It is defined as the formal power series

${\displaystyle \zeta _{f}(z)=\exp \left(\sum _{n=1}^{\infty }\operatorname {card} \left(\operatorname {Fix} (f^{n})\right){\frac {z^{n}}{n}}\right),}$

where Fix(ƒ n) is the set of fixed points of the nth iterate of the function ƒ, and card(Fix(ƒ n)) is the number of fixed points (i.e. the cardinality of that set).

Note that the zeta function is defined only if the set of fixed points is finite for each n. This definition is formal in that the series does not always have a positive radius of convergence.

The Artin–Mazur zeta function is invariant under topological conjugation.

The Milnor–Thurston theorem states that the Artin–Mazur zeta function is the inverse of the kneading determinant of ƒ.

## Analogues

The Artin–Mazur zeta function is formally similar to the local zeta function, when a diffeomorphism on a compact manifold replaces the Frobenius mapping for an algebraic variety over a finite field.

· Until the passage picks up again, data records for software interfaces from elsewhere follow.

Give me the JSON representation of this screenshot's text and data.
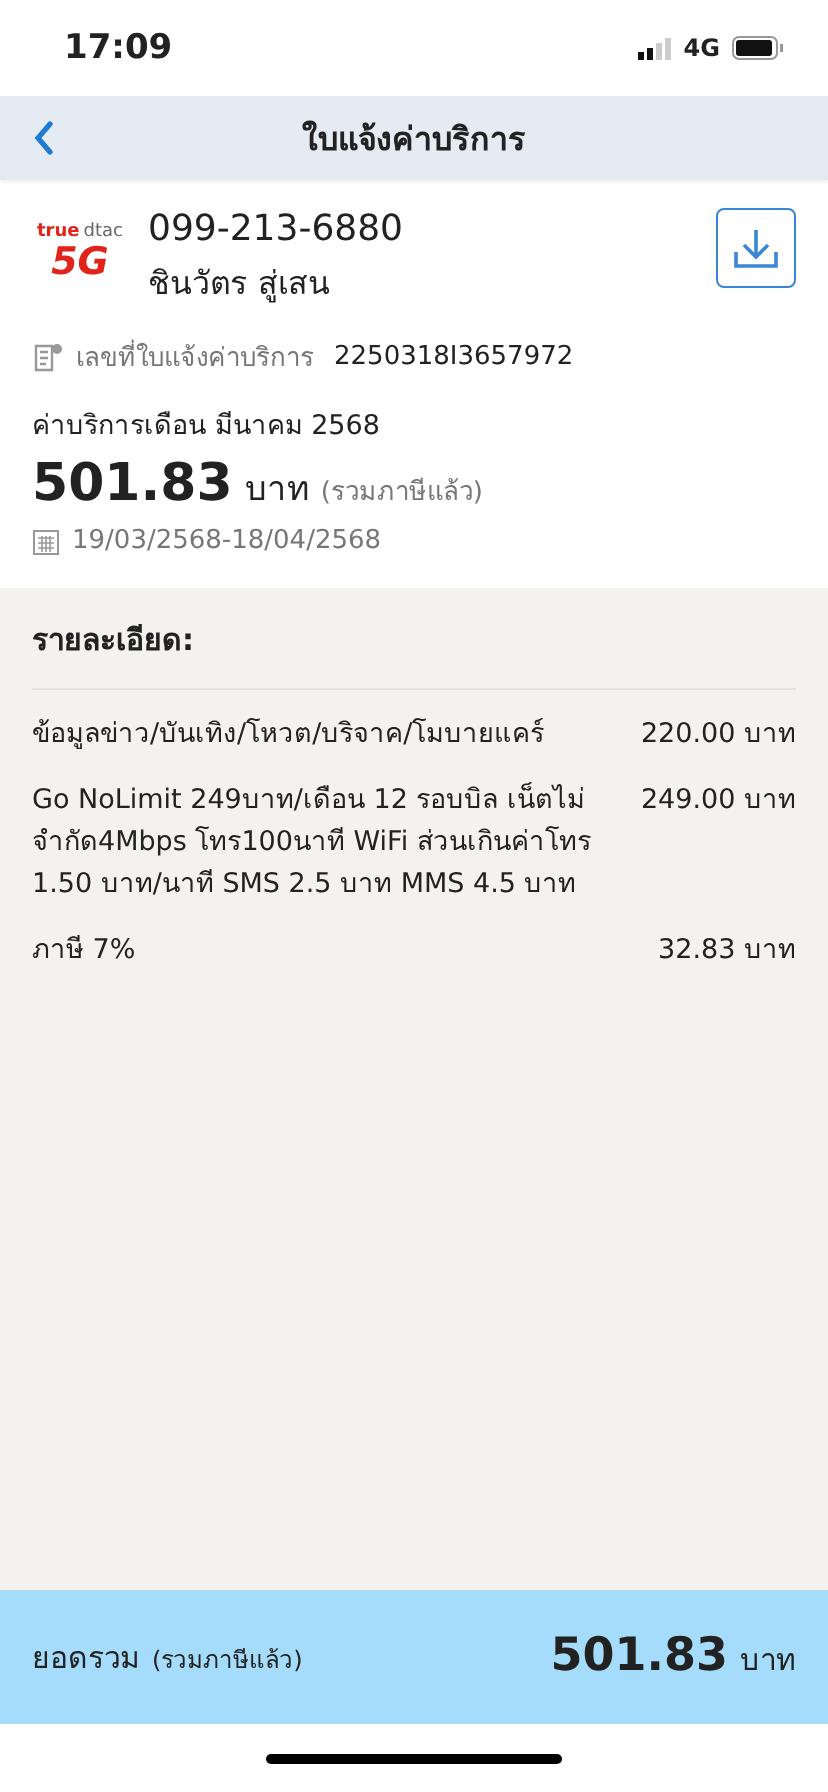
{
  "status_bar": {
    "time": "17:09",
    "network": "4G"
  },
  "nav": {
    "title": "ใบแจ้งค่าบริการ"
  },
  "account": {
    "logo": {
      "brand_left": "true",
      "brand_right": "dtac",
      "badge": "5G"
    },
    "phone": "099-213-6880",
    "name": "ชินวัตร สู่เสน",
    "invoice_label": "เลขที่ใบแจ้งค่าบริการ",
    "invoice_number": "2250318I3657972",
    "period_label": "ค่าบริการเดือน มีนาคม 2568",
    "amount": "501.83",
    "currency": "บาท",
    "tax_note": "(รวมภาษีแล้ว)",
    "date_range": "19/03/2568-18/04/2568"
  },
  "details": {
    "title": "รายละเอียด:",
    "items": [
      {
        "description": "ข้อมูลข่าว/บันเทิง/โหวต/บริจาค/โมบายแคร์",
        "amount": "220.00 บาท"
      },
      {
        "description": "Go NoLimit 249บาท/เดือน 12 รอบบิล เน็ตไม่จำกัด4Mbps โทร100นาที WiFi ส่วนเกินค่าโทร 1.50 บาท/นาที SMS 2.5 บาท MMS 4.5 บาท",
        "amount": "249.00 บาท"
      },
      {
        "description": "ภาษี 7%",
        "amount": "32.83 บาท"
      }
    ]
  },
  "total": {
    "label": "ยอดรวม",
    "tax_note": "(รวมภาษีแล้ว)",
    "amount": "501.83",
    "currency": "บาท"
  }
}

The Ihara zeta function of a graph can be interpreted as an example of the Artin–Mazur zeta function.